PROBLEM DESCRIPTION:
What is the number of lines below that include "Index"? Give that number alone.

EXERCISE DATA:

· · · · ·

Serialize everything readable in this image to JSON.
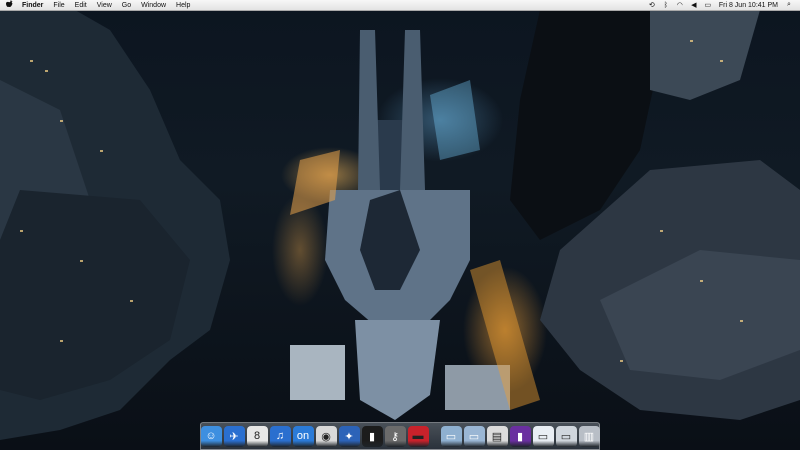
{
  "menubar": {
    "apple_icon": "apple-logo",
    "items": [
      "Finder",
      "File",
      "Edit",
      "View",
      "Go",
      "Window",
      "Help"
    ],
    "status": {
      "clock": "Fri 8 Jun 10:41 PM",
      "icons": [
        "time-machine-icon",
        "bluetooth-icon",
        "wifi-icon",
        "volume-icon",
        "battery-icon",
        "spotlight-icon"
      ]
    }
  },
  "dock": {
    "apps": [
      {
        "name": "finder-icon",
        "glyph": "☺",
        "color": "#3e8fe0"
      },
      {
        "name": "mail-icon",
        "glyph": "✈",
        "color": "#2a6fd0"
      },
      {
        "name": "calendar-icon",
        "glyph": "8",
        "color": "#e7e7e7"
      },
      {
        "name": "itunes-icon",
        "glyph": "♫",
        "color": "#2a6fcf"
      },
      {
        "name": "app-store-icon",
        "glyph": "on",
        "color": "#2b7bd8"
      },
      {
        "name": "chrome-icon",
        "glyph": "◉",
        "color": "#d9d9d9"
      },
      {
        "name": "bird-app-icon",
        "glyph": "✦",
        "color": "#2c63b8"
      },
      {
        "name": "terminal-icon",
        "glyph": "▮",
        "color": "#1c1c1c"
      },
      {
        "name": "key-utility-icon",
        "glyph": "⚷",
        "color": "#6b6b6b"
      },
      {
        "name": "flashcard-app-icon",
        "glyph": "▬",
        "color": "#c8222b"
      }
    ],
    "folders": [
      {
        "name": "applications-folder-icon",
        "glyph": "▭",
        "color": "#8fb0d0"
      },
      {
        "name": "documents-folder-icon",
        "glyph": "▭",
        "color": "#9ab6d4"
      },
      {
        "name": "screenshot-stack-icon",
        "glyph": "▤",
        "color": "#dcdcdc"
      },
      {
        "name": "purple-stack-icon",
        "glyph": "▮",
        "color": "#6a2fa0"
      },
      {
        "name": "downloads-stack-icon",
        "glyph": "▭",
        "color": "#e9eef4"
      },
      {
        "name": "network-stack-icon",
        "glyph": "▭",
        "color": "#d0d6dd"
      },
      {
        "name": "trash-icon",
        "glyph": "▥",
        "color": "#b8bec6"
      }
    ]
  }
}
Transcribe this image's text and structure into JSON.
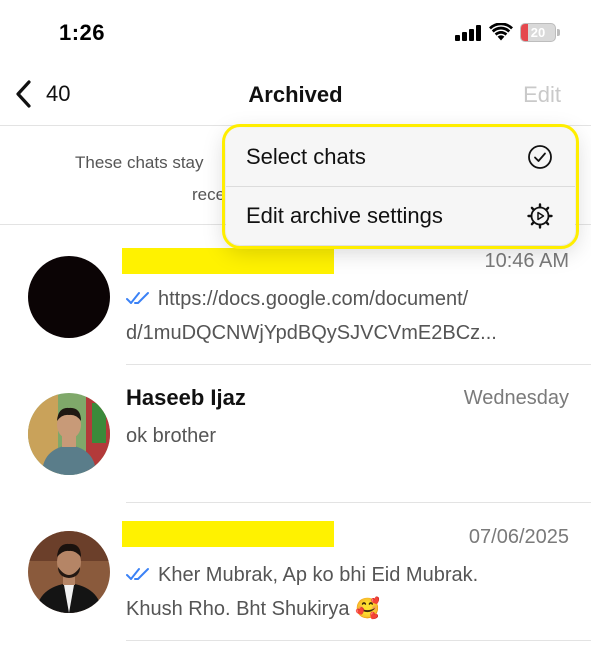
{
  "status_bar": {
    "time": "1:26",
    "battery_level": "20",
    "battery_fraction": 0.2
  },
  "nav": {
    "back_count": "40",
    "title": "Archived",
    "edit_label": "Edit"
  },
  "info_banner": {
    "line1": "These chats stay",
    "line2": "rece"
  },
  "context_menu": {
    "items": [
      {
        "label": "Select chats",
        "icon": "check-circle-icon"
      },
      {
        "label": "Edit archive settings",
        "icon": "settings-gear-icon"
      }
    ]
  },
  "chats": [
    {
      "name": "",
      "name_redacted": true,
      "time": "10:46 AM",
      "read_receipt": "double-check-blue",
      "preview_line1": "https://docs.google.com/document/",
      "preview_line2": "d/1muDQCNWjYpdBQySJVCVmE2BCz..."
    },
    {
      "name": "Haseeb Ijaz",
      "time": "Wednesday",
      "preview_line1": "ok brother"
    },
    {
      "name": "",
      "name_redacted": true,
      "time": "07/06/2025",
      "read_receipt": "double-check-blue",
      "preview_line1": "Kher Mubrak, Ap ko bhi Eid Mubrak.",
      "preview_line2": "Khush Rho. Bht Shukirya 🥰"
    }
  ],
  "colors": {
    "read_tick": "#3b82f6",
    "highlight": "#ffee00",
    "redaction": "#fff200",
    "battery_low": "#e5484d"
  }
}
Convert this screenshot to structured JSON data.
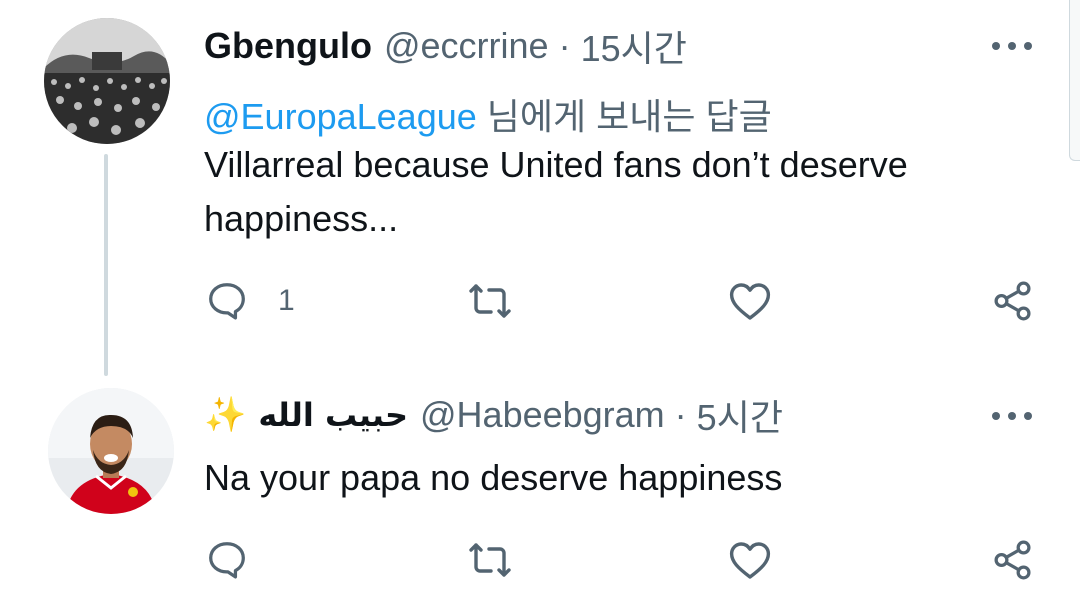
{
  "tweets": [
    {
      "display_name": "Gbengulo",
      "handle": "@eccrrine",
      "separator": "·",
      "time": "15시간",
      "reply_mention": "@EuropaLeague",
      "reply_suffix": " 님에게 보내는 답글",
      "text_line1": "Villarreal because United fans don’t deserve",
      "text_line2": "happiness...",
      "reply_count": "1",
      "avatar_icon": "crowd-photo-avatar"
    },
    {
      "name_emoji": "✨",
      "display_name": "حبيب الله",
      "handle": "@Habeebgram",
      "separator": "·",
      "time": "5시간",
      "text_line1": "Na your papa no deserve happiness",
      "reply_count": "",
      "avatar_icon": "footballer-photo-avatar"
    }
  ],
  "icons": [
    "reply-icon",
    "retweet-icon",
    "like-icon",
    "share-icon",
    "more-options-icon"
  ],
  "colors": {
    "text_primary": "#0f1419",
    "text_secondary": "#536471",
    "mention": "#1d9bf0",
    "thread_line": "#cfd9de"
  }
}
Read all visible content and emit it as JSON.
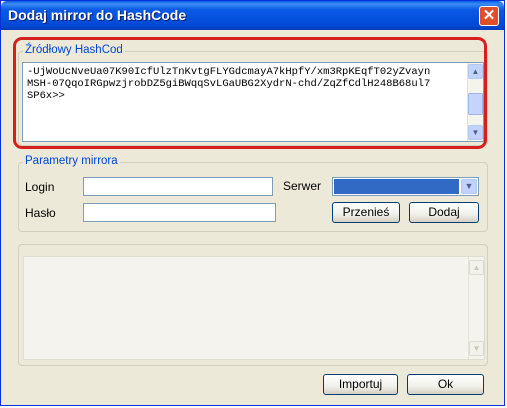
{
  "window": {
    "title": "Dodaj mirror do HashCode",
    "close_symbol": "✕"
  },
  "source": {
    "legend": "Źródłowy HashCod",
    "hash_text": "-UjWoUcNveUa07K90IcfUlzTnKvtgFLYGdcmayA7kHpfY/xm3RpKEqfT02yZvayn\nMSH-07QqoIRGpwzjrobDZ5giBWqqSvLGaUBG2XydrN-chd/ZqZfCdlH248B68ul7\nSP6x>>",
    "scroll_up": "▲",
    "scroll_down": "▼"
  },
  "mirror": {
    "legend": "Parametry mirrora",
    "login_label": "Login",
    "login_value": "",
    "password_label": "Hasło",
    "password_value": "",
    "server_label": "Serwer",
    "server_value": "",
    "combo_arrow": "▼",
    "move_button": "Przenieś",
    "add_button": "Dodaj"
  },
  "output": {
    "text": "",
    "scroll_up": "▲",
    "scroll_down": "▼"
  },
  "footer": {
    "import_button": "Importuj",
    "ok_button": "Ok"
  },
  "colors": {
    "title_bar": "#0a5ae6",
    "highlight": "#d62020",
    "legend_text": "#0046d5",
    "selection": "#316ac5"
  }
}
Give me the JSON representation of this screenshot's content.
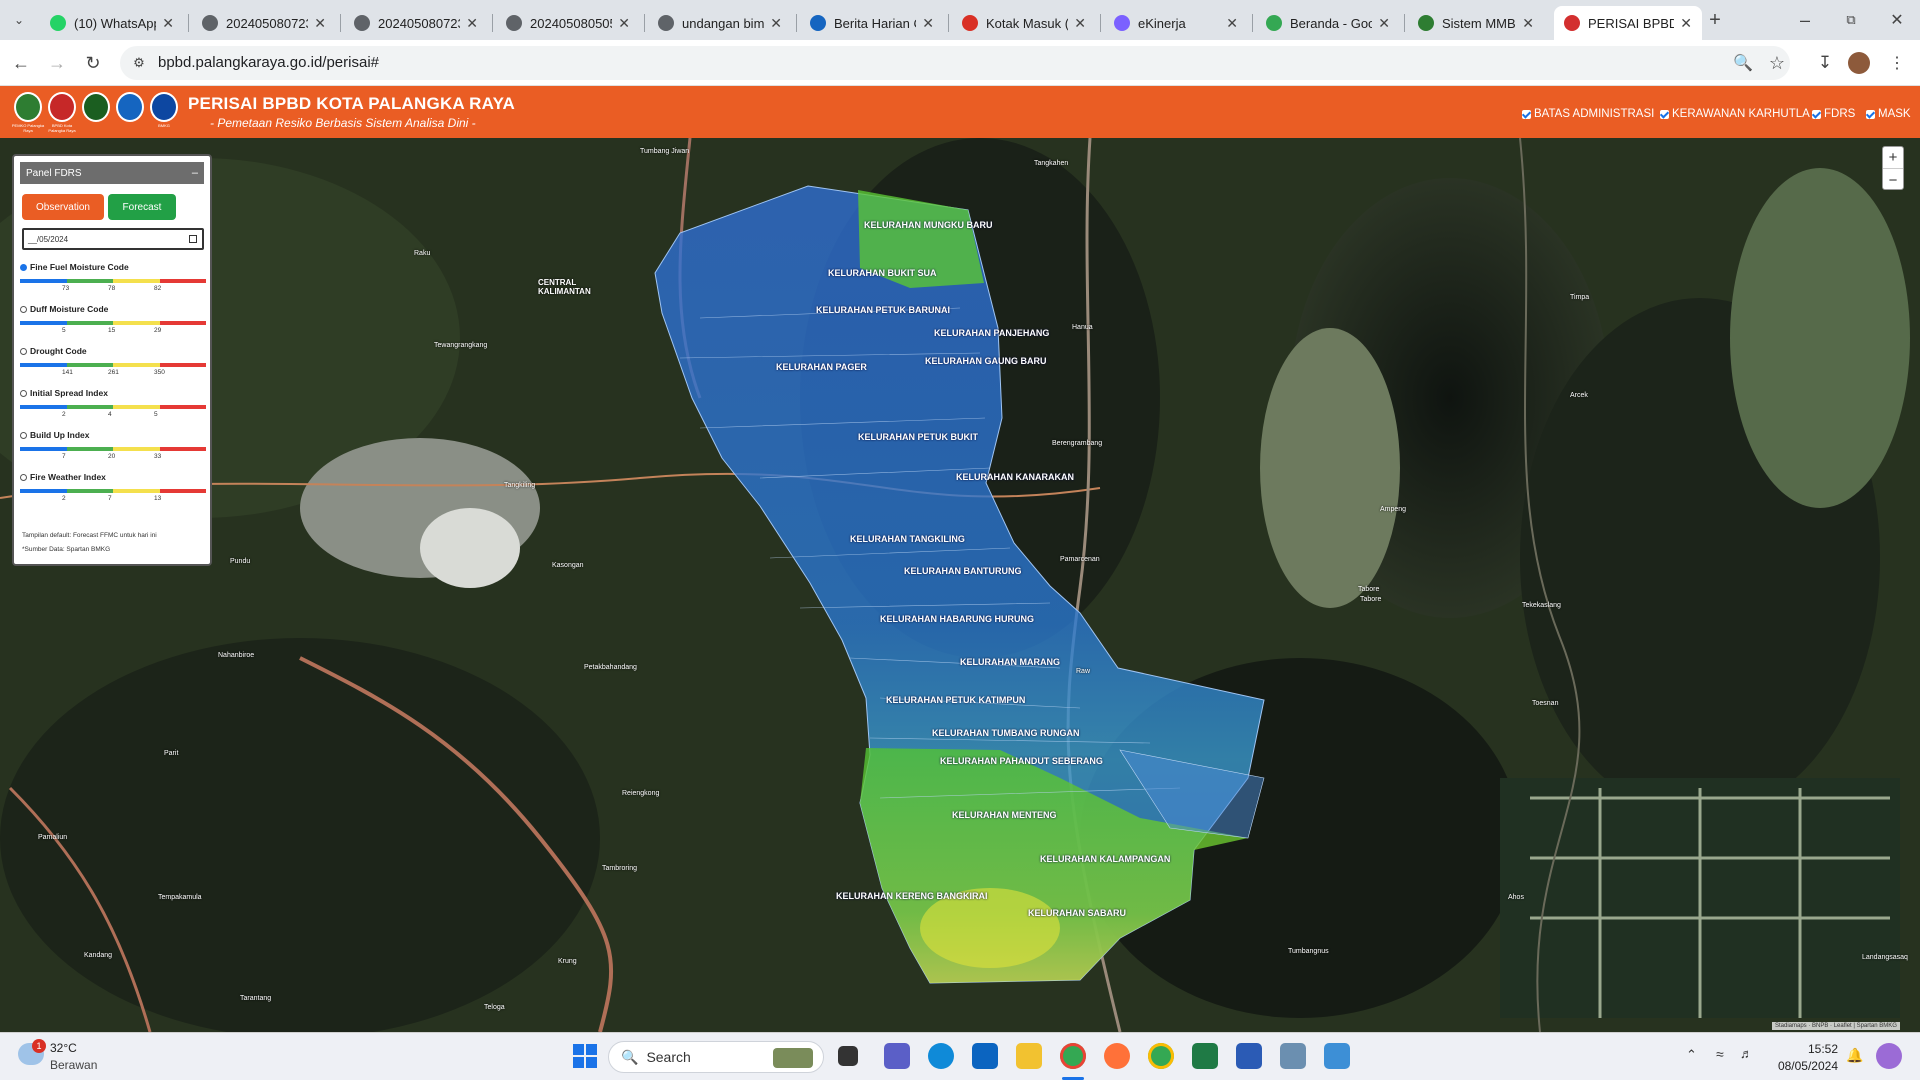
{
  "browser": {
    "tabs": [
      {
        "label": "(10) WhatsApp",
        "color": "#25d366"
      },
      {
        "label": "202405080723",
        "color": "#5f6368"
      },
      {
        "label": "202405080723",
        "color": "#5f6368"
      },
      {
        "label": "202405080505",
        "color": "#5f6368"
      },
      {
        "label": "undangan bimt",
        "color": "#5f6368"
      },
      {
        "label": "Berita Harian C",
        "color": "#1565c0"
      },
      {
        "label": "Kotak Masuk (1",
        "color": "#d93025"
      },
      {
        "label": "eKinerja",
        "color": "#7b61ff"
      },
      {
        "label": "Beranda - Goo",
        "color": "#34a853"
      },
      {
        "label": "Sistem MMBC",
        "color": "#2e7d32"
      },
      {
        "label": "PERISAI BPBD",
        "color": "#d32f2f"
      }
    ],
    "url": "bpbd.palangkaraya.go.id/perisai#"
  },
  "site": {
    "title": "PERISAI BPBD KOTA PALANGKA RAYA",
    "subtitle": "- Pemetaan Resiko Berbasis Sistem Analisa Dini -",
    "logos": [
      {
        "caption": "PEMKO Palangka Raya",
        "color": "#2e7d32"
      },
      {
        "caption": "BPBD Kota Palangka Raya",
        "color": "#c62828"
      },
      {
        "caption": "",
        "color": "#1b5e20"
      },
      {
        "caption": "",
        "color": "#1565c0"
      },
      {
        "caption": "BMKG",
        "color": "#0d47a1"
      }
    ],
    "layers": [
      "BATAS ADMINISTRASI",
      "KERAWANAN KARHUTLA",
      "FDRS",
      "MASK"
    ]
  },
  "panel": {
    "title": "Panel FDRS",
    "observation": "Observation",
    "forecast": "Forecast",
    "date": "__/05/2024",
    "indices": [
      {
        "name": "Fine Fuel Moisture Code",
        "ticks": [
          "73",
          "78",
          "82"
        ],
        "selected": true
      },
      {
        "name": "Duff Moisture Code",
        "ticks": [
          "5",
          "15",
          "29"
        ],
        "selected": false
      },
      {
        "name": "Drought Code",
        "ticks": [
          "141",
          "261",
          "350"
        ],
        "selected": false
      },
      {
        "name": "Initial Spread Index",
        "ticks": [
          "2",
          "4",
          "5"
        ],
        "selected": false
      },
      {
        "name": "Build Up Index",
        "ticks": [
          "7",
          "20",
          "33"
        ],
        "selected": false
      },
      {
        "name": "Fire Weather Index",
        "ticks": [
          "2",
          "7",
          "13"
        ],
        "selected": false
      }
    ],
    "note1": "Tampilan default: Forecast FFMC untuk hari ini",
    "note2": "*Sumber Data: Spartan BMKG"
  },
  "map": {
    "kelurahan": [
      "KELURAHAN MUNGKU BARU",
      "KELURAHAN BUKIT SUA",
      "KELURAHAN PETUK BARUNAI",
      "KELURAHAN PANJEHANG",
      "KELURAHAN GAUNG BARU",
      "KELURAHAN PAGER",
      "KELURAHAN PETUK BUKIT",
      "KELURAHAN KANARAKAN",
      "KELURAHAN TANGKILING",
      "KELURAHAN BANTURUNG",
      "KELURAHAN HABARUNG HURUNG",
      "KELURAHAN MARANG",
      "KELURAHAN PETUK KATIMPUN",
      "KELURAHAN TUMBANG RUNGAN",
      "KELURAHAN PAHANDUT SEBERANG",
      "KELURAHAN MENTENG",
      "KELURAHAN KALAMPANGAN",
      "KELURAHAN KERENG BANGKIRAI",
      "KELURAHAN SABARU"
    ],
    "places": [
      "Tumbang Jiwan",
      "Tangkahen",
      "Raku",
      "CENTRAL KALIMANTAN",
      "Tewangrangkang",
      "Hanua",
      "Timpa",
      "Arcek",
      "Berengrambang",
      "Tangkiling",
      "Ampeng",
      "Pamarcenan",
      "Pundu",
      "Kasongan",
      "Tabore",
      "Tabore",
      "Tekekaslang",
      "Nahanbiroe",
      "Petakbahandang",
      "Raw",
      "Toesnan",
      "Parit",
      "Reiengkong",
      "Tambroring",
      "Pamaliun",
      "Tempakamula",
      "Kandang",
      "Krung",
      "Tarantang",
      "Teloga",
      "Tumbangnus",
      "Ahos",
      "Landangsasaq"
    ],
    "attribution": "Stadiamaps · BNPB · Leaflet | Spartan BMKG",
    "zoom_in": "+",
    "zoom_out": "−"
  },
  "taskbar": {
    "temp": "32°C",
    "weather": "Berawan",
    "search": "Search",
    "time": "15:52",
    "date": "08/05/2024"
  }
}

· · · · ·

ANSWER FOR THIS EXERCISE:
3